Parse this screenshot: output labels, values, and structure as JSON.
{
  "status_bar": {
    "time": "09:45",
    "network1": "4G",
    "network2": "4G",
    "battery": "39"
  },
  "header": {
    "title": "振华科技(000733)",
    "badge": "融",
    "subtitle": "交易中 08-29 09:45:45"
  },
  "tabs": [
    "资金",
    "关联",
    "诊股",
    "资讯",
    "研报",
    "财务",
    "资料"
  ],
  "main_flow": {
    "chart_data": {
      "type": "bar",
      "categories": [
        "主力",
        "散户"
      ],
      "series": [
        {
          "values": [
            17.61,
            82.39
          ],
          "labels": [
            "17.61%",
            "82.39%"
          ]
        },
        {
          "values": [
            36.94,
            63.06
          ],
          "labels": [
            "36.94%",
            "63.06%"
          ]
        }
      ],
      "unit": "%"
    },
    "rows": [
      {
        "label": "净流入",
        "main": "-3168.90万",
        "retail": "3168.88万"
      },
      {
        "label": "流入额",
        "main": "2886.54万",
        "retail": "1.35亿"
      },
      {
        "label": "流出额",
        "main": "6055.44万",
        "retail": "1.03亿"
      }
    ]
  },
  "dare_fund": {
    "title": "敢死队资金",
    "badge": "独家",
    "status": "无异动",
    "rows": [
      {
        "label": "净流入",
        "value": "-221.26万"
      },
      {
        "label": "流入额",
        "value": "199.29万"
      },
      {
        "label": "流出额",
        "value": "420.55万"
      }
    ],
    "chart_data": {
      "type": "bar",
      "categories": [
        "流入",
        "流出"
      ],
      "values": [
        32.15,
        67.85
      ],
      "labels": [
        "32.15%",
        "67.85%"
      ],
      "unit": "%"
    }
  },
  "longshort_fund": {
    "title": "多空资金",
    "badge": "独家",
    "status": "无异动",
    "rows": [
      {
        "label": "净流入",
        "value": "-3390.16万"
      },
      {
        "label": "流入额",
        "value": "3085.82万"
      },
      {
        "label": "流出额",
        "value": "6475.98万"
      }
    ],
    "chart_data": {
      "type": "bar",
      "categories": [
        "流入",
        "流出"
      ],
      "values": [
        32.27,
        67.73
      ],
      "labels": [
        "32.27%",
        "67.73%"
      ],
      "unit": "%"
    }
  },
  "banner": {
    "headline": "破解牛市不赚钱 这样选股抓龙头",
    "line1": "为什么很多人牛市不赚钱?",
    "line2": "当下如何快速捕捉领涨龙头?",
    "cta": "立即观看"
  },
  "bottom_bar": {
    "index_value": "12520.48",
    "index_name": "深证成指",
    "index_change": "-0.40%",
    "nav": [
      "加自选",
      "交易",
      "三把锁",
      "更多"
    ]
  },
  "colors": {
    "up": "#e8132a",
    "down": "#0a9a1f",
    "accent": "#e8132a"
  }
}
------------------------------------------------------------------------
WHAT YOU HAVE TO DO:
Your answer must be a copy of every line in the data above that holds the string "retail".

WRITTEN RESPONSE:
        "retail": "3168.88万"
        "retail": "1.35亿"
        "retail": "1.03亿"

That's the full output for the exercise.